To preface this: this came up in a discussion among servants and youth, and we never reached a consensus. Personally, I am very much on the "yes" side of the debate, and so are many of the prominent voices on this forum, but I believe those who do not agree with us have valid concerns that must be addressed.
The discussion began when we did a veneration for St. Philopateer the night of his feast. There were around 10 of us (socially distanced with masks) with myself and 2 other deacons leading the rest. Among the congregation was an Ethiopian college student who does not read Coptic or Arabic. After we finished, one of the other servants came up to us and asked why we did not do all English for his sake, especially since us leaders know the Tamgeed in English. Our answer was... shrug. It didn't cross our minds at the time, and there wasn't very many of us in the room, so we went with what we do most of the time- a mix of English, Arabic, and Coptic.
The discussion continues until he says "I think that we should just do all English all the time. No more Coptic." Here's where I leave it to you.
A summary of the points talked about:
Common Ground (things we all agreed upon):
- It is crucial to understand the words of the hymns we say
- The current structure of service, and the societal forces that be, cause this to not be true.
- This is mainly due to 2 things: growing diversity in the Churches (including more people who did not grow up in the Church, and do not know Arabic or Coptic); and the Coptic being a language not spoken in people's houses.
- This is a hindrance to Church growth and unity.
- The end goal is to have a congregation that is in unity with the deacons' chorus, saying the hymns and responses in once voice with full understanding.

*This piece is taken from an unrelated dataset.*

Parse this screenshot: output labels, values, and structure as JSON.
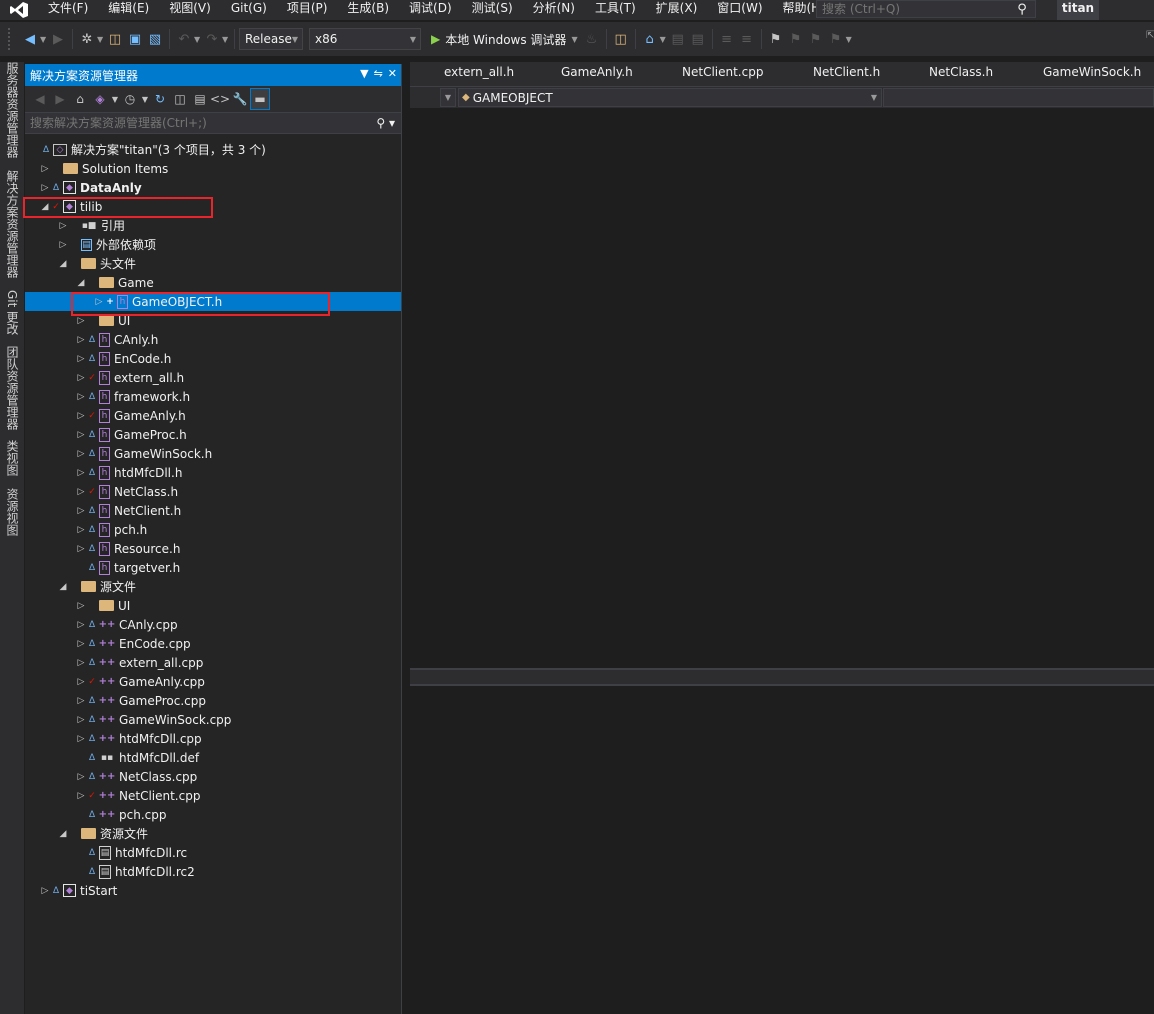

- Said understanding can be in English or Coptic- the goal is understanding.
(Coptic should remain a part of our Church services and rites)
(Again, this is where I stand, so please be aware that I have a bias.)
- We are the Coptic Church, and therefore knowing the language of our fathers and forefathers is important.
- There's a reason St. Samuel the Confessor was so against Arabic overtaking Coptic in the Church.
- The solution to the lack of understanding is to systematically and rigorously revive Coptic through the channels we already have (Hymns/Deacon Prep classes and Sunday School)
- Not everyone was as on-board as I was with the idea of teaching an entire generation Coptic, since they viewed it as unfeasible.
- The proposed alternative was that the translation is right there- anyone who does not already know what the hymn says can glance 5 inches to the left or right and learn. Again, I don't think this is enough, but it is a valid point.
- The hymns have a meaning and depth that only comes from Coptic, and changing them into English loses that depth.
- St. Paul says that using tongues is acceptable as long as one can understand what is said (1 Corinthians 14). The translation is there (or people know the language), so we are in the clear.
- The deacons and leaders all know the hymns in Coptic. To teach them in English would require the translation, modification (so the words do not sound clunky or out-of-place with the melody of the hymn), and standardization across the Church, and THEN teaching said standardized version to the congregation.
- If we switch to all English, many of the original hymns and, with them, a part of our Church's history will fade away.
(Coptic should not be a part of our Church services and rites- instead, the local language [usually English] should be used.)
- We are the Alexandrian Church. What links us is not hymns or language, but faith. That is more than strong enough to unite us as a Church.
- "Go, therefore, and make disciples of all nations..."- not Egypt, or specific nations, but all. Therefore, the Church must have open arms to
- It is soooo much easier to learn the hymns in English because you know the language! Why add an extra step?
- Coptic is a dead language. Why devote time to learning it when we could better spend that time learning the sayings of the fathers, or memorizing scripture?
- Language drives converts away. A study was done in Coptic churches that showed that the biggest reason for converts feeling unwelcome was language (Arabic or Coptic).
- No one nowadays truly knows Coptic- instead, they know how to translate the words in their head.
- Someone reading a Coptic word first has to translate it to English or Arabic, understand that word's meaning, and put in in the context of the rest of the sentence. That's so many unnecessary steps!
- The depth of the hymns is in their melody, not the language they're in.
- On Pentecost, the Spirit did not cause everyone to understand the language the Apostles were speaking- it caused everyone to hear them in their native tongue. Our native tongue is English. When the Church speaks to us, it should be in our native tongue.
I have responses to those points, but I want to open this discussion to you all: Should we stop using Coptic in the Church?